Available data:
Segment Open

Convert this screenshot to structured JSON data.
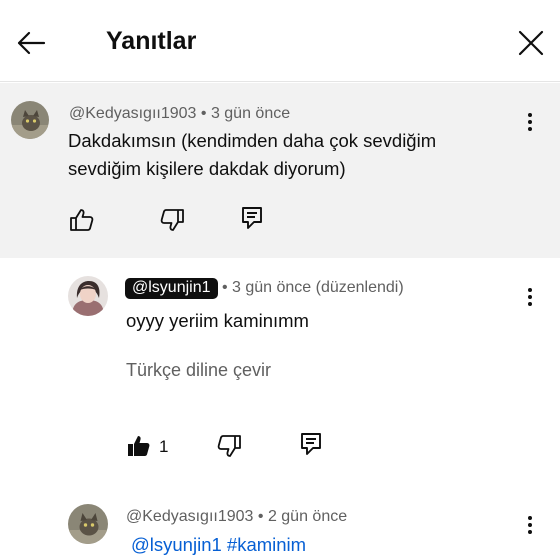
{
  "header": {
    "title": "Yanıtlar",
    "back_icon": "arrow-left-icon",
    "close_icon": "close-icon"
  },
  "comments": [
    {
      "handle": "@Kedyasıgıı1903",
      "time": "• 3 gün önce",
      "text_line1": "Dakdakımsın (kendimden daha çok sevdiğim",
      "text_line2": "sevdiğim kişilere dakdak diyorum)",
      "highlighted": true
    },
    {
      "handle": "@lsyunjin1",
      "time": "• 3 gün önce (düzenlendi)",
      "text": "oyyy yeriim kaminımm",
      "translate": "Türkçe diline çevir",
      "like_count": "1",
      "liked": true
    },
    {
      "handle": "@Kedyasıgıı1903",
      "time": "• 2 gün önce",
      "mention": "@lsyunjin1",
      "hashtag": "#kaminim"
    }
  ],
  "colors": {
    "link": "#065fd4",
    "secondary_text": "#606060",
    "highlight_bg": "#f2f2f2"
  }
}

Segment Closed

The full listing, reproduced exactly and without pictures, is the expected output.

Convert this screenshot to structured JSON data.
{
  "header": {
    "title": "Yanıtlar",
    "back_icon": "arrow-left-icon",
    "close_icon": "close-icon"
  },
  "comments": [
    {
      "handle": "@Kedyasıgıı1903",
      "time": "• 3 gün önce",
      "text_line1": "Dakdakımsın (kendimden daha çok sevdiğim",
      "text_line2": "sevdiğim kişilere dakdak diyorum)",
      "highlighted": true
    },
    {
      "handle": "@lsyunjin1",
      "time": "• 3 gün önce (düzenlendi)",
      "text": "oyyy yeriim kaminımm",
      "translate": "Türkçe diline çevir",
      "like_count": "1",
      "liked": true
    },
    {
      "handle": "@Kedyasıgıı1903",
      "time": "• 2 gün önce",
      "mention": "@lsyunjin1",
      "hashtag": "#kaminim"
    }
  ],
  "colors": {
    "link": "#065fd4",
    "secondary_text": "#606060",
    "highlight_bg": "#f2f2f2"
  }
}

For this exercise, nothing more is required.